|Mar 3, 2000||AS||Assignment|
Owner name: DIATECH PTY LTD., AUSTRALIA
Free format text: ASSIGNMENT OF ASSIGNORS INTEREST;ASSIGNORS:SOUTH AUSTRALIA, UNIVERSITY OF;WOMEN S AND CHILDREN S HOSPITAL (FORMERLY ADELAIDE CHILDREN S HOSPITAL);REEL/FRAME:010676/0286
Effective date: 19990629
|Jul 23, 2003||FPAY||Fee payment|
Year of fee payment: 4
|Jul 19, 2007||FPAY||Fee payment|
Year of fee payment: 8
|Aug 29, 2011||REMI||Maintenance fee reminder mailed|

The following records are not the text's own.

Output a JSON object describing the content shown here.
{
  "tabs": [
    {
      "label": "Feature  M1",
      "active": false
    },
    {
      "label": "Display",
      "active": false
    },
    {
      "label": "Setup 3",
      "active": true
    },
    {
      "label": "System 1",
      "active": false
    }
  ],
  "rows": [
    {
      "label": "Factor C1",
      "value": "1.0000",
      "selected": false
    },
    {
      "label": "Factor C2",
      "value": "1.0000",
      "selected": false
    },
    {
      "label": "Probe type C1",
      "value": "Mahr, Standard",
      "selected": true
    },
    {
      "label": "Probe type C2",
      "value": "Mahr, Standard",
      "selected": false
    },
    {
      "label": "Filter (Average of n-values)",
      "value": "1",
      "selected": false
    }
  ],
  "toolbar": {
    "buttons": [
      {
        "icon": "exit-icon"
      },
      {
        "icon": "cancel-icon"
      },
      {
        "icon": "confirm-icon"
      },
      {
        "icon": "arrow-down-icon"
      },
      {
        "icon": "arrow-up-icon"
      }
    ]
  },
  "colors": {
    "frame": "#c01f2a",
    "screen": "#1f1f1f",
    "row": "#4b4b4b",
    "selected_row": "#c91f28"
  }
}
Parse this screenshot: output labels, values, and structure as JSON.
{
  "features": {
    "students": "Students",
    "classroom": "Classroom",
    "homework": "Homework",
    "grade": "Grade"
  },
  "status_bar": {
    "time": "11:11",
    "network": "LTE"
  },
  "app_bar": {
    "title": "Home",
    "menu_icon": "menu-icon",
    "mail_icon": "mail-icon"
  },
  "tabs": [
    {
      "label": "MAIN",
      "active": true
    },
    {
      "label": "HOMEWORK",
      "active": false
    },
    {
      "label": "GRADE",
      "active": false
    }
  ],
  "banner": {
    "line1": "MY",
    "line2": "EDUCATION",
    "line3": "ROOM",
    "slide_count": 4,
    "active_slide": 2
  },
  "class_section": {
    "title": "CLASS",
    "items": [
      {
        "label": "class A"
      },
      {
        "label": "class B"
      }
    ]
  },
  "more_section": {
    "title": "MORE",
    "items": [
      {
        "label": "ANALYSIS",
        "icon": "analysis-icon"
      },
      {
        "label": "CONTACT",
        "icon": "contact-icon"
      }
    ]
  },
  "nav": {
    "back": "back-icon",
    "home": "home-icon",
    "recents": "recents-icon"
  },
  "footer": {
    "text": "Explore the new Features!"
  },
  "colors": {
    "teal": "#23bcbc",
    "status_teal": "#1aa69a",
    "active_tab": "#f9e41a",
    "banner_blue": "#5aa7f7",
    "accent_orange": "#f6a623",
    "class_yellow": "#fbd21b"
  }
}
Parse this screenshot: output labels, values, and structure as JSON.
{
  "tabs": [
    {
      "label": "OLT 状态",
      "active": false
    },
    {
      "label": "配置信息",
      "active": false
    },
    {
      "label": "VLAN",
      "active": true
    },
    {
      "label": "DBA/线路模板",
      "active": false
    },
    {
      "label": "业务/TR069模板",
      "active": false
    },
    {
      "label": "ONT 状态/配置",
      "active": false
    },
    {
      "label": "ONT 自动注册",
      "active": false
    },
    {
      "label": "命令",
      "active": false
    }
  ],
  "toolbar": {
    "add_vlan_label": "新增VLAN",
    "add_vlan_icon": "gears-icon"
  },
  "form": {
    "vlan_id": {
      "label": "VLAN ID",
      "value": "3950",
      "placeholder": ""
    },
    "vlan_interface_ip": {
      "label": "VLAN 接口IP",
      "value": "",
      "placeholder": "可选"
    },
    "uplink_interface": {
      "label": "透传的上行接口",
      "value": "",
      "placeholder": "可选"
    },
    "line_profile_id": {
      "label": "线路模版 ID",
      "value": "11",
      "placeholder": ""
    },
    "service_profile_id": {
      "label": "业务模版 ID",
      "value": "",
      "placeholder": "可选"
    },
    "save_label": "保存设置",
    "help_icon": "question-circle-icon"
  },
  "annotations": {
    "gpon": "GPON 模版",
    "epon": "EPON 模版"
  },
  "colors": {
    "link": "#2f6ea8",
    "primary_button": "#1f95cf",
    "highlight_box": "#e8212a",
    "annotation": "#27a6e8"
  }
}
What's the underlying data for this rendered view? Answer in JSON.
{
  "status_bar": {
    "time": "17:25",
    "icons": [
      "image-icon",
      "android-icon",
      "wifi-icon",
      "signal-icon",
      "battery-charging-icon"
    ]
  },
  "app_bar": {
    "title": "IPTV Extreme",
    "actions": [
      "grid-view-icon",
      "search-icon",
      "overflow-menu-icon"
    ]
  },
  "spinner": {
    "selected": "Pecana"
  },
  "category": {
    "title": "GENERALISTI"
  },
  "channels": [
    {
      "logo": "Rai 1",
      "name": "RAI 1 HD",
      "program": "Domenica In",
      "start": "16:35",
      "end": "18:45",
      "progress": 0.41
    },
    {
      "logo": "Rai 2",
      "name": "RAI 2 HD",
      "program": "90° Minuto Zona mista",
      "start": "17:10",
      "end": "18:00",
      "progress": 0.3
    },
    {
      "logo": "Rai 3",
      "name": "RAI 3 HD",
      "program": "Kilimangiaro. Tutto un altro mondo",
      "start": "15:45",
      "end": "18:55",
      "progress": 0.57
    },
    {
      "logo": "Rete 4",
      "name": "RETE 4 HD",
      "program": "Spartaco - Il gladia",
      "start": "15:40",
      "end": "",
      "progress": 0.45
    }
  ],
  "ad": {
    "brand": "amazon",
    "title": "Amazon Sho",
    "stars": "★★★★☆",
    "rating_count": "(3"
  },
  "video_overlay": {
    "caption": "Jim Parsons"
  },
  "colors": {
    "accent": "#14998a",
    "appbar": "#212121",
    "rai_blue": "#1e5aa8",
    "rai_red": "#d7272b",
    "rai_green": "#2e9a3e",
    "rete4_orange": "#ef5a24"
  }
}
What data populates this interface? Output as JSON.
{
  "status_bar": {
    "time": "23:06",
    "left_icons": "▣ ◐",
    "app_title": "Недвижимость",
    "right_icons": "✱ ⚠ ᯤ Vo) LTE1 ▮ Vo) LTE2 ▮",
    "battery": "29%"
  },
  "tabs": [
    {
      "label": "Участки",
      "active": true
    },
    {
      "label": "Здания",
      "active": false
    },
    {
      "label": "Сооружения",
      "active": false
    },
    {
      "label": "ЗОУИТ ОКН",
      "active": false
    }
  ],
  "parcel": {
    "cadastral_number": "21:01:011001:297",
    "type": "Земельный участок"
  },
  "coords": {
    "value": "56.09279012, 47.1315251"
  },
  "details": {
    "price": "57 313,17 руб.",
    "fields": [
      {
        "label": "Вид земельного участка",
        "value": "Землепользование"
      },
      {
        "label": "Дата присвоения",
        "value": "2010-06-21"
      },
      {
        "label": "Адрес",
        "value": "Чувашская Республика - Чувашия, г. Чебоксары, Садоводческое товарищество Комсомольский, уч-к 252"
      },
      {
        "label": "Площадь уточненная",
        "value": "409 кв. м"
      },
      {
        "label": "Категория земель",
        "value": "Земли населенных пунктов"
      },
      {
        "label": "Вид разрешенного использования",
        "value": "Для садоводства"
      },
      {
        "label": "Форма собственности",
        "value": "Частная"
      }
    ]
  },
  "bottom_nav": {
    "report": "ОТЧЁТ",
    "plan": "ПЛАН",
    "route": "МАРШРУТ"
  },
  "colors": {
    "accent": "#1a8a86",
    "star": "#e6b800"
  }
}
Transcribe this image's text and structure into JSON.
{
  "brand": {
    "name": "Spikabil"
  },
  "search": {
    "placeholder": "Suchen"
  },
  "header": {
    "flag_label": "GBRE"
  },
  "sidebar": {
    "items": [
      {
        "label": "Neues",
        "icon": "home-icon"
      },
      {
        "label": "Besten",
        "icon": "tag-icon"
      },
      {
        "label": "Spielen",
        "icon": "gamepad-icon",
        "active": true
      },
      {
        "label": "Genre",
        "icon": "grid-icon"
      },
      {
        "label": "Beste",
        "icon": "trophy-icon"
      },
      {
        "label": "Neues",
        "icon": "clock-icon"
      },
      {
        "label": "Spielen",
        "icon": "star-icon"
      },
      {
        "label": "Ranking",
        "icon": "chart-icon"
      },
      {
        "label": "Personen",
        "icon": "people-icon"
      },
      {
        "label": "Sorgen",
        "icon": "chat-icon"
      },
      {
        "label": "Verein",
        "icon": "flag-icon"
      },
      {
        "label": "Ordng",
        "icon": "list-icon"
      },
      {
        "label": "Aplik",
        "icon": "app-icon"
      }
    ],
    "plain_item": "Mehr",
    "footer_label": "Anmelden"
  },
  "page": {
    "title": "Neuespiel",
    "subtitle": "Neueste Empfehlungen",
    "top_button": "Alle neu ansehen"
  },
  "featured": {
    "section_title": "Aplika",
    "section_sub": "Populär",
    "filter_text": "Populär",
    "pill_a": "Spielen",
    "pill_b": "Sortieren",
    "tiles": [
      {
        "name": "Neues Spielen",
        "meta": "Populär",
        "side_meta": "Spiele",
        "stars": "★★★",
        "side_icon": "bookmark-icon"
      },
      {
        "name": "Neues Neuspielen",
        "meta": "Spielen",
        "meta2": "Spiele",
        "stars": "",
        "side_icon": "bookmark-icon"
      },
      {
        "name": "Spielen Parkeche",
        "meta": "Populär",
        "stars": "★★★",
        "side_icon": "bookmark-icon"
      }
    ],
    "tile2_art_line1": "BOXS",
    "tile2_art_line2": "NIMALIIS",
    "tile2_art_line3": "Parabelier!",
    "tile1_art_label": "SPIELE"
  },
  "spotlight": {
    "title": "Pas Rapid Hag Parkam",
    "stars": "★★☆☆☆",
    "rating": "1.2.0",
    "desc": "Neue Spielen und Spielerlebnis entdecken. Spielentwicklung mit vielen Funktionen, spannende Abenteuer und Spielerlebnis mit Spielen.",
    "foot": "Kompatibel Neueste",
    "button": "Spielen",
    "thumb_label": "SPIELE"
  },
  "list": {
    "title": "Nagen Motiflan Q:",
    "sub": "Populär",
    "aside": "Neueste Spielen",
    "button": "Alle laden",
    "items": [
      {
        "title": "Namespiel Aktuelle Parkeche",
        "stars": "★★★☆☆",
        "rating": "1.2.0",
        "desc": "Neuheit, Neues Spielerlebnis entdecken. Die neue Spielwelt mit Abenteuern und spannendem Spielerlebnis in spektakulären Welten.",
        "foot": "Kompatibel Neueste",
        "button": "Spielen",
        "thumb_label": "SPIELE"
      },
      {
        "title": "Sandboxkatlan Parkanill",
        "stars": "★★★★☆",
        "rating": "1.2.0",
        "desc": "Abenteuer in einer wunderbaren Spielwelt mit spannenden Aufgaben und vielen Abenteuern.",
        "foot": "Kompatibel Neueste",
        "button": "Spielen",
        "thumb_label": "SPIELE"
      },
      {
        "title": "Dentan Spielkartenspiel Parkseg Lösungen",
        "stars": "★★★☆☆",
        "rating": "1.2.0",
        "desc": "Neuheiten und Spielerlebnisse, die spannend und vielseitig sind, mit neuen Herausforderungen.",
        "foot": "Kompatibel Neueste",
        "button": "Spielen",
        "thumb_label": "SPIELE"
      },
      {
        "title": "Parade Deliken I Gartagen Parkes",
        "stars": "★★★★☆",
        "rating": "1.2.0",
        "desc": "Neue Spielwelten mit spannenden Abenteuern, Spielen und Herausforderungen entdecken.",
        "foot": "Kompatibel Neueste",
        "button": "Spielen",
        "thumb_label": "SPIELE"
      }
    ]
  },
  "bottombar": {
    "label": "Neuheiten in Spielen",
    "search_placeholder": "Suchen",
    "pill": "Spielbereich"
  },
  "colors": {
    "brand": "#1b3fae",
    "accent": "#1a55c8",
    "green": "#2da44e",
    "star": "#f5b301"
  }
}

|Jan 25, 2012||LAPS||Lapse for failure to pay maintenance fees|
|Mar 14, 2012||FP||Expired due to failure to pay maintenance fee|
Effective date: 20120125